__Problem to solve__
Going through the entries below, copy out each line that contains "photo".

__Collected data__
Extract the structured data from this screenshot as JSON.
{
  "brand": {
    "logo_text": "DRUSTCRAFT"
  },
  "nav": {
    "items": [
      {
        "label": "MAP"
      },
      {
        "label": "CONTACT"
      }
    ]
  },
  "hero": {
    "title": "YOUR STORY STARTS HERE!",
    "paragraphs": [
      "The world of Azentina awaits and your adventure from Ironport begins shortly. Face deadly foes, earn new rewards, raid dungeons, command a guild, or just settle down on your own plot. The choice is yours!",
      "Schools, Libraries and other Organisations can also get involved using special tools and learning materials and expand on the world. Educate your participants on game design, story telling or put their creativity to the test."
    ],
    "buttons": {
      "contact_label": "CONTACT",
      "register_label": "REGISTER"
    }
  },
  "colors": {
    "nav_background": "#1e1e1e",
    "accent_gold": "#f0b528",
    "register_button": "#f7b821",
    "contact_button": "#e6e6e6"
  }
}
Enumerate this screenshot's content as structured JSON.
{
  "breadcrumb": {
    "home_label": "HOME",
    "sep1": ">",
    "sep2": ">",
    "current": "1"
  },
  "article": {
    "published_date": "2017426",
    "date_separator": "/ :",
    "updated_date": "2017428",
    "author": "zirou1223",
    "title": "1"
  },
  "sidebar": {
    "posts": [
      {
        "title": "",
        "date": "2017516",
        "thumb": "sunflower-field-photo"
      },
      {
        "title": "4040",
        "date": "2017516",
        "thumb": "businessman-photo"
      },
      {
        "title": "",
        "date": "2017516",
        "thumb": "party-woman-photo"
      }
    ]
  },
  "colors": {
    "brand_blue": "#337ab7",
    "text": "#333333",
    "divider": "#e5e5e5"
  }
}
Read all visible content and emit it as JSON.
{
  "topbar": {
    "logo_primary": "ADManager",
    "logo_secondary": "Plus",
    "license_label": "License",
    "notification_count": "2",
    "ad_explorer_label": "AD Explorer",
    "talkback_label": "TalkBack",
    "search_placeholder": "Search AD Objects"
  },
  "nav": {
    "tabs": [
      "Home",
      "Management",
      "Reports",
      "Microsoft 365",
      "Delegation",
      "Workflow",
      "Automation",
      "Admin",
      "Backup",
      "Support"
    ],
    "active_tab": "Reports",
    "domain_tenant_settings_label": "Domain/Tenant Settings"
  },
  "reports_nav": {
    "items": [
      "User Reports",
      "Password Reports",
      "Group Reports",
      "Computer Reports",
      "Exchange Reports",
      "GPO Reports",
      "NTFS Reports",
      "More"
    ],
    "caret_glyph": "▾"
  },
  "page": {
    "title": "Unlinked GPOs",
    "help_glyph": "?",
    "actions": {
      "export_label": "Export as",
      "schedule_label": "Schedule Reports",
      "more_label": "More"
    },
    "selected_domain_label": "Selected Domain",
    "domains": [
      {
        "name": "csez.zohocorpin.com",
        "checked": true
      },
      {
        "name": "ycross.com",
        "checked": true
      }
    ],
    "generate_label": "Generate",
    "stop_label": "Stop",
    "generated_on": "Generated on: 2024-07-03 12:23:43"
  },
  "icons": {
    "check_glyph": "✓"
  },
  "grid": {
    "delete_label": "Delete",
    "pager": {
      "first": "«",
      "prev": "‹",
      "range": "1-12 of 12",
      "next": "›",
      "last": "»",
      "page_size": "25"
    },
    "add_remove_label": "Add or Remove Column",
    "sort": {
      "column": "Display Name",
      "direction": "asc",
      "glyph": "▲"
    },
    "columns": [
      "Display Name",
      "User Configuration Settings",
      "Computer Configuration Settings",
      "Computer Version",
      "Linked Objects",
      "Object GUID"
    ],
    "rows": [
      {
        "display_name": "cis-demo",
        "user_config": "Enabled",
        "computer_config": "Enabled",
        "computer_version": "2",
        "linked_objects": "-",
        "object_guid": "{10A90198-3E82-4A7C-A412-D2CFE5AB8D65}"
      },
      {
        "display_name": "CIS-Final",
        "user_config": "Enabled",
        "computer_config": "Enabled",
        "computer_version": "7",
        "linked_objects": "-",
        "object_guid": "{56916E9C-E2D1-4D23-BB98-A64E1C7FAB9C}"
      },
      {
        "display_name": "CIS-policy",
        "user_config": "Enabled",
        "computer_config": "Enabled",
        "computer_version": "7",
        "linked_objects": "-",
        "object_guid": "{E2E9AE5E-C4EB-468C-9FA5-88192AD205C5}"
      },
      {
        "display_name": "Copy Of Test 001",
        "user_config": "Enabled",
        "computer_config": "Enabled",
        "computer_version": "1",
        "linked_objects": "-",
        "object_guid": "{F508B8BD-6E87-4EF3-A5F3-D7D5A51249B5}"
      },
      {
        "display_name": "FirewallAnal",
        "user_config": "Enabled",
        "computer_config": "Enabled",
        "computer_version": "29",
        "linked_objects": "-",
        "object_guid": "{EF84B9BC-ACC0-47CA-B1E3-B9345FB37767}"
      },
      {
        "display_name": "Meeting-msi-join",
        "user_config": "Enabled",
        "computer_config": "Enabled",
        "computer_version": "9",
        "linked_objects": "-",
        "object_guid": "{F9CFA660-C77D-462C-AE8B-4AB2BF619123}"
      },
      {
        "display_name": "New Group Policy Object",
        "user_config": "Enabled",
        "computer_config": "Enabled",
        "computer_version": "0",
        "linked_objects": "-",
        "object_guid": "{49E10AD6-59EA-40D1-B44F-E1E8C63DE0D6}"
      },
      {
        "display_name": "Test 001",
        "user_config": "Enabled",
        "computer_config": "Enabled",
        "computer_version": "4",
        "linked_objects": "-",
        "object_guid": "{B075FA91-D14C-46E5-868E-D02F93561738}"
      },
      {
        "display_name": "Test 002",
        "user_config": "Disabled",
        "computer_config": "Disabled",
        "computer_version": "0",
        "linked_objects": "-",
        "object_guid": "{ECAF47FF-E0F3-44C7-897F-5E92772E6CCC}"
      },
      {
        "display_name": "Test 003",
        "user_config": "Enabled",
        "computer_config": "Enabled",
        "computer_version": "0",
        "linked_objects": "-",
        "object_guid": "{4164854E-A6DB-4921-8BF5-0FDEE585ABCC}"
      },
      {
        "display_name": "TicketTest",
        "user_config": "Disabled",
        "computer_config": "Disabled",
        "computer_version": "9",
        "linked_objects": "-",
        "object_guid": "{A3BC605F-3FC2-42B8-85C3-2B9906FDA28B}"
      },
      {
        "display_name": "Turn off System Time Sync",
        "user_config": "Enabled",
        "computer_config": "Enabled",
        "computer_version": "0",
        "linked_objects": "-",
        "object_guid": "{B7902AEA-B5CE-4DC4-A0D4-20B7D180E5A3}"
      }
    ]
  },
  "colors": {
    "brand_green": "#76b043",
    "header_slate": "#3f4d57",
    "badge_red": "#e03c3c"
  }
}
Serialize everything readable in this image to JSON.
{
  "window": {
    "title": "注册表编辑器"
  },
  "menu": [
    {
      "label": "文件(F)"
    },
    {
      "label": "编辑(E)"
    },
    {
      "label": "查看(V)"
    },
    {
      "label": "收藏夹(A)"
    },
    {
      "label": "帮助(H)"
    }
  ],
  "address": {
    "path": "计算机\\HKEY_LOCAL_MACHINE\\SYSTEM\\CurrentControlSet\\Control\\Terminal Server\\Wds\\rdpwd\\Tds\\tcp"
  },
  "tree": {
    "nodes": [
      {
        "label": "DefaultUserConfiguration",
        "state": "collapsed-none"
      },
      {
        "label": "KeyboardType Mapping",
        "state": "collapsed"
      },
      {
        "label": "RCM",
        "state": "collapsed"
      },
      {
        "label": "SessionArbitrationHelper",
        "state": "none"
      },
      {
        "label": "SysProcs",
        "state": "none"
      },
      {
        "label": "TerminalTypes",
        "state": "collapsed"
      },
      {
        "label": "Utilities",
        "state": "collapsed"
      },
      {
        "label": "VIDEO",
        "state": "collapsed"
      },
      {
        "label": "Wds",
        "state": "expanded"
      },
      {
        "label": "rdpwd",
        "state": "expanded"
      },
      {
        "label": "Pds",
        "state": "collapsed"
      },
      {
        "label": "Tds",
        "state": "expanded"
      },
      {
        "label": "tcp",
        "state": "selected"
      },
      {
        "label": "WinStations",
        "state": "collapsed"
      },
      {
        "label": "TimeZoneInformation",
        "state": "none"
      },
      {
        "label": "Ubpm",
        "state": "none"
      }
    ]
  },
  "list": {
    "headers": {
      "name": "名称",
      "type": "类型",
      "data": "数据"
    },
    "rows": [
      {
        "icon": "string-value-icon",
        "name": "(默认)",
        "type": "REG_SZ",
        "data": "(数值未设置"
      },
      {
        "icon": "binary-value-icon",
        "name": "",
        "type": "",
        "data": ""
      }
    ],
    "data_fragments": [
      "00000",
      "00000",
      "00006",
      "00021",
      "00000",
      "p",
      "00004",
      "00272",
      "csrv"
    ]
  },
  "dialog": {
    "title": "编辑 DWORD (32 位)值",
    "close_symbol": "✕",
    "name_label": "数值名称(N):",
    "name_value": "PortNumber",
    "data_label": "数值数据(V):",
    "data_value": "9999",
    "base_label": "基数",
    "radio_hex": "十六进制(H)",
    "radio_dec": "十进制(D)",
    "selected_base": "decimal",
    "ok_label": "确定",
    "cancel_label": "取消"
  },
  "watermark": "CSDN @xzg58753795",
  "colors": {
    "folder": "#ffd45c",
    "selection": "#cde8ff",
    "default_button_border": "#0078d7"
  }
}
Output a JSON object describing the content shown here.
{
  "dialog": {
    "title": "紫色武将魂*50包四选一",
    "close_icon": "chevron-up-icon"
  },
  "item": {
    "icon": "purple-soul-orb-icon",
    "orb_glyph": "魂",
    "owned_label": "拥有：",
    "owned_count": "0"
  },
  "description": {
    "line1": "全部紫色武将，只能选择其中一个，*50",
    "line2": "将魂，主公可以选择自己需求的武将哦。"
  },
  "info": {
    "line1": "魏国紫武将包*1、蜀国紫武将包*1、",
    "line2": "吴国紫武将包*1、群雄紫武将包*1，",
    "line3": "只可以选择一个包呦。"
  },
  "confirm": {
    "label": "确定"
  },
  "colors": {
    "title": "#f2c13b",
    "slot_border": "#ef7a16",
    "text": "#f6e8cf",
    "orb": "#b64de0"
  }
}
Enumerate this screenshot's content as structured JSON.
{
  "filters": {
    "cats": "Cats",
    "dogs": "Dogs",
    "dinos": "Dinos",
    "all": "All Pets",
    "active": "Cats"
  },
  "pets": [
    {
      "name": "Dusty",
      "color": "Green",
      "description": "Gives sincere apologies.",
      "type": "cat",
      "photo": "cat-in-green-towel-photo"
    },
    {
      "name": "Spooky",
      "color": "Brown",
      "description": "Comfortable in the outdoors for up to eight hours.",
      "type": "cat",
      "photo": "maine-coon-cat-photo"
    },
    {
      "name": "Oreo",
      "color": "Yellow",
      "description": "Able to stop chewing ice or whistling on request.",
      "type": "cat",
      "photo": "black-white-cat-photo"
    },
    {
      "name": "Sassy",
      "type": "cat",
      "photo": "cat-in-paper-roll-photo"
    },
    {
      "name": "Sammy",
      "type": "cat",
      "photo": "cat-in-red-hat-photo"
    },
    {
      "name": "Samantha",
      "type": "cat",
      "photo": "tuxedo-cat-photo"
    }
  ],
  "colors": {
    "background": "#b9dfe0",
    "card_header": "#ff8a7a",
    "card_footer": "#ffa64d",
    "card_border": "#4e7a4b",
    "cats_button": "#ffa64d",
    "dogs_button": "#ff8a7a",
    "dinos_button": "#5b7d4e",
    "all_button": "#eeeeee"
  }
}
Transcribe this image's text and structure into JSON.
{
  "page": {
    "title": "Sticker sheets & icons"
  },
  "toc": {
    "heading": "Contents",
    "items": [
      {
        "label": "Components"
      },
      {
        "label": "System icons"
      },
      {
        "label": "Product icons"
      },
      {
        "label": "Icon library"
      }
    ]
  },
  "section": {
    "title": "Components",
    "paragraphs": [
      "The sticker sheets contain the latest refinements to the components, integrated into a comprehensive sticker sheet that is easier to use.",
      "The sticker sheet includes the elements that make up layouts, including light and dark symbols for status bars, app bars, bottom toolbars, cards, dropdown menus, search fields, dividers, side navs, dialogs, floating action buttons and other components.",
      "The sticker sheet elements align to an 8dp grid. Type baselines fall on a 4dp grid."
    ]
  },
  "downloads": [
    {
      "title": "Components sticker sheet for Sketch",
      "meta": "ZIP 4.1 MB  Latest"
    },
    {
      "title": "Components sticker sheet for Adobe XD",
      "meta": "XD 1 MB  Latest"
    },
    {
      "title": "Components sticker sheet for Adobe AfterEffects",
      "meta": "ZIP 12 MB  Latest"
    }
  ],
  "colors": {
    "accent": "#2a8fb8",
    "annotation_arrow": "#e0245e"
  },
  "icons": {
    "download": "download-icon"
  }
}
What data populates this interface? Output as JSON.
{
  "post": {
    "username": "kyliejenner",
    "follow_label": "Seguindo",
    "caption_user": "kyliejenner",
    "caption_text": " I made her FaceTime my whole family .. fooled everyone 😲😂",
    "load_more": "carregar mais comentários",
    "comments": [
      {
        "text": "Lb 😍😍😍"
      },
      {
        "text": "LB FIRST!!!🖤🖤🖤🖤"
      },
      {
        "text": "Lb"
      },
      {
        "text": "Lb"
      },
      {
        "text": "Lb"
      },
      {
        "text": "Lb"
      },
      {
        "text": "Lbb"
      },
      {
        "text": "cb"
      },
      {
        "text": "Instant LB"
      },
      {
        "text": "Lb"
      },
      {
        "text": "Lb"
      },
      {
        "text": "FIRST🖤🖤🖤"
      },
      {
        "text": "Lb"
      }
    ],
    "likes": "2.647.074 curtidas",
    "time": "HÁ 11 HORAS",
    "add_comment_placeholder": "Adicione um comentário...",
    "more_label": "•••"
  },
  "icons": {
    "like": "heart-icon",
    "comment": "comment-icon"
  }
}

__Written response__
        "thumb": "sunflower-field-photo"
        "thumb": "businessman-photo"
        "thumb": "party-woman-photo"
      "photo": "cat-in-green-towel-photo"
      "photo": "maine-coon-cat-photo"
      "photo": "black-white-cat-photo"
      "photo": "cat-in-paper-roll-photo"
      "photo": "cat-in-red-hat-photo"
      "photo": "tuxedo-cat-photo"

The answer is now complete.